Mechanical Power Presses » Press Safety Considerations

Each mechanical power press must be looked at as an individual system. This system consists of, but is not limited to, the frame, all mechanical parts, clutch and brake assemblies, electrical or electronic systems, hydraulic systems, pneumatic systems, tooling or dies (present and future), tool or die setup, safeguarding, material handling, size or configuration of piecepart, and production requirements.

It is essential that presses and other machinery be thoroughly inspected and that all mechanical, electrical, pneumatic, and hydraulic components and systems, including all collateral equipment, be in first-class operating condition before any equipment is installed. A maintenance and inspection program must be established and implemented to keep machines in first-class condition.

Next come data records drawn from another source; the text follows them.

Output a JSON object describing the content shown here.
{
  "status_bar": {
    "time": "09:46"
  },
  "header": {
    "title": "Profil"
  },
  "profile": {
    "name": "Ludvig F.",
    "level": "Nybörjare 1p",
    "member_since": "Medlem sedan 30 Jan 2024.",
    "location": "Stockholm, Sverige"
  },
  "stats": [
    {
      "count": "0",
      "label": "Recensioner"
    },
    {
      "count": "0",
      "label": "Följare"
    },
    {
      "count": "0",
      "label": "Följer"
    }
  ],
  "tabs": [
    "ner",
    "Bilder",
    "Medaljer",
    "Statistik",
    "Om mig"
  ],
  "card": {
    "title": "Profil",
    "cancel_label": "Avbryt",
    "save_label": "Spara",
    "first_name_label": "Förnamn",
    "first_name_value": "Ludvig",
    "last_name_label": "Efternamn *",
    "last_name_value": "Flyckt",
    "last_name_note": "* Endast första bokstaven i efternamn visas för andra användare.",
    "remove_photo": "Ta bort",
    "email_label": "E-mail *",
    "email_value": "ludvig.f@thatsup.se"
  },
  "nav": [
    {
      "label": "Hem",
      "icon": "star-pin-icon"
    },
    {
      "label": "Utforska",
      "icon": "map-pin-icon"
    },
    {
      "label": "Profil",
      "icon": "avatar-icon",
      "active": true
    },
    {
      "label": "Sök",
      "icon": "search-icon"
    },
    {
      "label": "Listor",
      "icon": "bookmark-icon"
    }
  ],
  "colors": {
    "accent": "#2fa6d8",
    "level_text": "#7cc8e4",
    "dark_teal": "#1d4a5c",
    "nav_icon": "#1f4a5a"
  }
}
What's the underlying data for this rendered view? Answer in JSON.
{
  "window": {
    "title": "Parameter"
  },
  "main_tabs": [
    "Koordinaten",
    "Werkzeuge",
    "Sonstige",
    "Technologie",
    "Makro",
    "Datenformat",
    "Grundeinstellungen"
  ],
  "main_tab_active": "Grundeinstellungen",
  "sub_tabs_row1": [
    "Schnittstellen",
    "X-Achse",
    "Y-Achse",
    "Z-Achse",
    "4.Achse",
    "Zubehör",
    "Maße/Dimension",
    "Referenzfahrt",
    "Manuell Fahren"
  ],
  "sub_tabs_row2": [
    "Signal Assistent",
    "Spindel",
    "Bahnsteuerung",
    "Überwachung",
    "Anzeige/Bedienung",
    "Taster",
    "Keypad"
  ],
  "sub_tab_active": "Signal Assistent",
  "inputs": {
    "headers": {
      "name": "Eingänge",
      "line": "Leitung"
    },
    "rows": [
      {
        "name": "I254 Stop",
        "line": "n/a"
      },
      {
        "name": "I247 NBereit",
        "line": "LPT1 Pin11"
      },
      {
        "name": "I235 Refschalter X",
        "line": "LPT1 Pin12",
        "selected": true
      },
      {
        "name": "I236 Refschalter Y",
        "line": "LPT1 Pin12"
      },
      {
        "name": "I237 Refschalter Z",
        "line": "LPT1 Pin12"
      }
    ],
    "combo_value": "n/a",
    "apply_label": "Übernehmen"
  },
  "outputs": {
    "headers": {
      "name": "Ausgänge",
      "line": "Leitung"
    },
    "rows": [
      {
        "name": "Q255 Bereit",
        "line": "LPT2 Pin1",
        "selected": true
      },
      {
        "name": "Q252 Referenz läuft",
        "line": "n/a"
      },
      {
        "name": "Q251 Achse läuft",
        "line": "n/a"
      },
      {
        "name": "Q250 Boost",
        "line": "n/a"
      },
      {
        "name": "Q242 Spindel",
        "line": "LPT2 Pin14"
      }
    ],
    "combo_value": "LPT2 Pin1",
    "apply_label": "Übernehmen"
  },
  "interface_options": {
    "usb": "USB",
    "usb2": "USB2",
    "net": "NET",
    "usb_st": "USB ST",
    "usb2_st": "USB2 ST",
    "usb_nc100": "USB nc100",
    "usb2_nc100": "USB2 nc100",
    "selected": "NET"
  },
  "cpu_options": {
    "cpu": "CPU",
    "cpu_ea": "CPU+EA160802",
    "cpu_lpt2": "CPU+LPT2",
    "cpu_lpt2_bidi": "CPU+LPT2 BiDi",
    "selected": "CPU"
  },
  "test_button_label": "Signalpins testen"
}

This program should include regular periodic inspections of each machine to ensure that, among other things, (i) the clutch and brake mechanism, mechanical linkages, and air counterbalances are operating and used properly; (ii) there is no dirt or water in the air lines; and (iii) the machine is operating at its proper speed (RPM or SPM). Any part of the machine that is worn, damaged or not operating correctly should immediately be replaced or repaired before the machine is used.

Other safety considerations include:

A press system requires the proper disconnect switch, motor starter, transformer for reducing the voltage to 120 volts or less, and air lockout valve.

Mechanical power-transmission apparatus include components on a machine or auxiliary equipment including shafts, crankshafts, splines, pulleys, sprockets, rolls, flywheels, gears, and couplings. These components can create hazards to personnel who work on or around the machines. They must be covered in accordance with 29 CFR 1910.219 Subpart O and ANSI B15.1. All apparatus that creates a hazard up to 7' above the floor or platform must be guarded (covered). This is usually done by the user, either by adding to existing guards or by contacting a local sheet metal fabricator to make a new cover.

Auxiliary safeguarding is used for additional protection from injuries for all personnel in the machine area. It is used in conjunction with primary safeguarding devices. Auxiliary safeguarding also involves the guarding of other components or hazardous openings on machines. One of these hazards is created by auxiliary feeding equipment used with some power presses. Auxiliary equipment includes various types of feeds, shuttles, magazines, stackers, indexing tables, straighteners, reels, cradles, recoilers, scrap choppers, iron hands, robots, etc.

Auxiliary safeguards include such items as point-of-operation side barriers when light curtains are used, pressure-sensitive floor mats, workpiece tables or horizontal light curtains. An additional set of light curtains can be used horizontally to prevent an operator or other persons from standing between the vertical plane of light and the point-of-operation hazard. It is important to remember that light curtains can be used only on part revolution presses.

The two most commonly used safeguards for presses equipped with automatic feeds are guards and presence sensing devices (light curtains). When considering either of these safeguards, arrange them to protect the point of operation as well as the feed. This may require the guard to extend to the right or left of the bolster on OBI presses. If a scrap chopper is furnished, the guarding must also be extended to safeguard it. If a feed and scrap chopper are on the sides of straight-sided presses, the feed and window openings also need to be safeguarded.

When protecting operators and other employees in the press area from hazards created by straighteners, pay-off reels, cradles, iron hands, robots, etc., the perimeter or work envelope of this auxiliary equipment should be safeguarded. This is usually accomplished with guards, presence sensing devices, safety mats or a combination of these methods.

When protecting these areas, keep in mind that access may be required for changing coils and removing scrap, blanks, etc.

Danger signs, used for warning, can be mounted on the machine in a position that is readily visible to the operator, setup person or other personnel. Hand tools are another auxiliary safeguard often used when feeding and retrieving small pieces or removing scrap from the die area. Hand tools by themselves are not a point-of-operation safeguarding device.

When using a light curtain, the mounting brackets for the transmitter and receiver may have to be modified to include safeguarding of the feed. The light curtain's plane of light commonly protects only the front of the press. Additional guards or mirrors are needed to safeguard the sides and back of the machine.

When safeguarding presses equipped with shuttles, magazines, stackers, indexing tables, etc., the previously discussed safeguards can be used. This assumes that the press is operating in either the continuous or automatic single stroke mode. If the press is single stroked by over operator action, other safeguards such as two-hand controlspullback devicesrestraints or gate devices could be used. The back and sides of the point of operation must always be protected as well.